“I made sure I stayed busy,” he said. “When you’re not very mobile, you kind of keep plugging away and do what you can.”

In May 2018, Lawler started working with Mike Barwis and that’s when he says he took things to the next level. Barwis is a longtime strength and conditioning coach, who currently hosts the show “American Muscle” on Discovery Channel and holds a senior advisor position with the New York Mets.

Lawler said he’s been able to look at his body’s strengths and weaknesses, including even what might have caused him to tear up his knee. He’s been focusing on stability and making those weaknesses better. Lawler believes he has accomplished that.

“My body is stronger than it’s ever been before,” he said. … “I would say I’m a better version of myself. I’ve had room to grow. I’ve just had time to reflect and I’m building. I’m trying to get better in all aspects, not just fighting. I’m trying to learn and trying to develop different parts of my life. That’s what I’ve been doing the past year and that’s what I’ll continue to do it. It’s just evolution and trying to get better in every way.”

What is motivating him heading into a big welterweight fight with Askren? Nothing specific other than this is what Lawler does and what he wants to do. Lawler held the UFC 170-pound title from 2014 to 2016, but doesn’t get up for the possibility of getting back to that spot. It’s simpler than that.

“Obviously, fighting is very fun,” Lawler said. “I love competing and I love pushing myself every day. Goals? I want to enjoy myself and have fun and beat some people up while I’m doing it. I actually really love training with fighters and helping them get to the next level, too. Me being in the room getting myself ready is kind of showing them maybe they should do a little bit of the stuff I’m doing. Then I look at them and I’m like, ‘Oh, I like what they’re doing.’ So, it’s just like a give and take. I love being in the gym and just the camaraderie and getting better with all my friends and training partners.”

Lawler has been working this camp down in Lantana, Fla., at Hard Knocks 365 under coaches like Henri Hooft, Kami Barzini, Greg Jones and others. Logan Storley, a Bellator prospect and four-time former Division I wrestling All-American, is one of his main training partners. So is Kamaru Usman, who is challenging Tyron Woodley, the man who knocked off Lawler, for the UFC welterweight belt.

It’s a good group and Lawler gives them, as well as those who have helped him with rehab, a ton of credit for this comeback. Lawler is no stranger to having a top-notch team around him. He basically grew up with the famed Miletich Fighting Systems team and then reinvented himself at American Top Team en route to the UFC title.

Now, Lawler is trying to write another chapter in his fighting life, 18 years after it all started. Many of his contemporaries back then are long gone. But “Ruthless” is still here. Working.

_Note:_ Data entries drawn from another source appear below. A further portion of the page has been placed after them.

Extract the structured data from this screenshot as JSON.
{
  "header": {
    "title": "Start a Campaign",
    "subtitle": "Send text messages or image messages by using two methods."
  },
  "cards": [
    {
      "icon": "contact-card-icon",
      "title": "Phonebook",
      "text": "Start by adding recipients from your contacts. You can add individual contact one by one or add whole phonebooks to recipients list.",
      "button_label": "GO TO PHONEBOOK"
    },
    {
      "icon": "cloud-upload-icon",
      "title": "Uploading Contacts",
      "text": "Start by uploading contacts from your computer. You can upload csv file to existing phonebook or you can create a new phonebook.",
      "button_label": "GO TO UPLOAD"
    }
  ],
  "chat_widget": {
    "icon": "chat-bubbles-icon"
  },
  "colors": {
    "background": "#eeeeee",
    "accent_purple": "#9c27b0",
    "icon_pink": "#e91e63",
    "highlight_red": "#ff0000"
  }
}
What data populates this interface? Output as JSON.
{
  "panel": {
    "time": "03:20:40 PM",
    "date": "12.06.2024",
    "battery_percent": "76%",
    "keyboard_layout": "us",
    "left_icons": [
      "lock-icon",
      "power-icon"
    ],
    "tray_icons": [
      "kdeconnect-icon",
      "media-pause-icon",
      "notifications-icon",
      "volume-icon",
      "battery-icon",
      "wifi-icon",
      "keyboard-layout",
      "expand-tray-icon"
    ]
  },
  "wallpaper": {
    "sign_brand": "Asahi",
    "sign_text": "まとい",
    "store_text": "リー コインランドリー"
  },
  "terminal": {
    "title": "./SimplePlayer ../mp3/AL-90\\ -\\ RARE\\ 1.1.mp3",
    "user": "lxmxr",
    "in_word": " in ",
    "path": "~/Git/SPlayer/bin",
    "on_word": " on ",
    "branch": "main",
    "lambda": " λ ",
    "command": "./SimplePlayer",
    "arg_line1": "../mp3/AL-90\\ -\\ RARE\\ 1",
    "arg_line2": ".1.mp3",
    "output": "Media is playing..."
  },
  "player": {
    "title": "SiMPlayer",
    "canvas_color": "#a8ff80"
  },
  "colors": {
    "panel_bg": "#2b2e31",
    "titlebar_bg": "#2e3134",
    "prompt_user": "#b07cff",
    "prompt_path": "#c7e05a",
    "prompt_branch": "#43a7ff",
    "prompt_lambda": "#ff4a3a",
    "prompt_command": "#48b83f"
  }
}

When asked if he could ever imagine he’d still be doing this when he started about two decades ago, Lawler laughed and said the question was “hilarious.”

“I was pay check to pay check, workout to workout,” he said. “And that’s pretty much still how I try to live my life. If you’re thinking too far ahead, you’re gonna miss what’s going on right in front of you. I was just grinding, getting better and just keeping my eye on the prize. I wasn’t thinking 20 years from now. I just wasn’t.”

Those nearly 20 years have come now. They are here. So is Lawler. “Ruthless” as ever.